▶ _TASK_: Would you copy each line of the records that includes the word "title"?

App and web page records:
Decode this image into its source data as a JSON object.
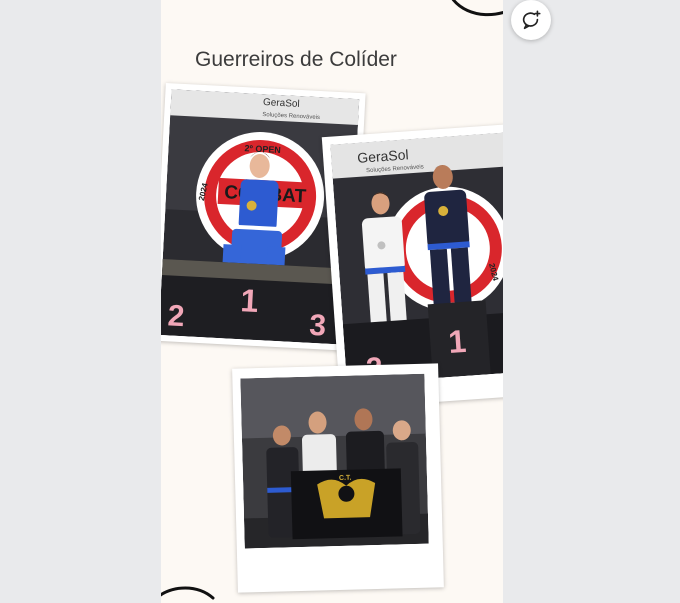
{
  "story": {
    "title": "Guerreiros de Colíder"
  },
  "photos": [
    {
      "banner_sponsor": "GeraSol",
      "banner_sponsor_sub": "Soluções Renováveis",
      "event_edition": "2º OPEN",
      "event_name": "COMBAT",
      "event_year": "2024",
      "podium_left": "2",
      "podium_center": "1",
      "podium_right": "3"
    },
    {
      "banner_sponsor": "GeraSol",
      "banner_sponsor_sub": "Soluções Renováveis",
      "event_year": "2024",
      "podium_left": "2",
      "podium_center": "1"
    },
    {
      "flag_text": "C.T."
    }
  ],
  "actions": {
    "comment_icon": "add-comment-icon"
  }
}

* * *

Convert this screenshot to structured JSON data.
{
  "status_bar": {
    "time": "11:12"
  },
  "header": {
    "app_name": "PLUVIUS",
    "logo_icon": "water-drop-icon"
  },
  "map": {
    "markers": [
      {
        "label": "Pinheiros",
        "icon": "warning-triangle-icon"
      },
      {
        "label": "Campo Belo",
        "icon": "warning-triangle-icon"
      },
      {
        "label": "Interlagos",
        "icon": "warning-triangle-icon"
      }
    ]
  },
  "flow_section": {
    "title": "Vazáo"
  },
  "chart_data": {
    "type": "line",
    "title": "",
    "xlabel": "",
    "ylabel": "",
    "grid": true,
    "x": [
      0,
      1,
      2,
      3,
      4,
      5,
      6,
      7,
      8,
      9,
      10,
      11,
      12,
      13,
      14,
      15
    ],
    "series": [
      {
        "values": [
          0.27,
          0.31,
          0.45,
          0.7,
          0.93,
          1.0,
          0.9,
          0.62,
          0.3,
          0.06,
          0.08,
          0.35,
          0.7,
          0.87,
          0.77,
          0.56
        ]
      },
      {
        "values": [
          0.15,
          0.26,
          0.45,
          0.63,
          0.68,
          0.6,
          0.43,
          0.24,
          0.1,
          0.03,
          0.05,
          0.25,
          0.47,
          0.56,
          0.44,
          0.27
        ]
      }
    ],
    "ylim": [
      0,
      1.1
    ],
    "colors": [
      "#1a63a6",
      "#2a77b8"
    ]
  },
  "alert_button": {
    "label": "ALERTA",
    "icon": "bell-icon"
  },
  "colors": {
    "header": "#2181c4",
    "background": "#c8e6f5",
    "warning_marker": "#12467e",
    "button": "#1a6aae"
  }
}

▶ _TASK SOLUTION_:
    "title": "Guerreiros de Colíder"
    "title": "Vazáo"
    "title": "",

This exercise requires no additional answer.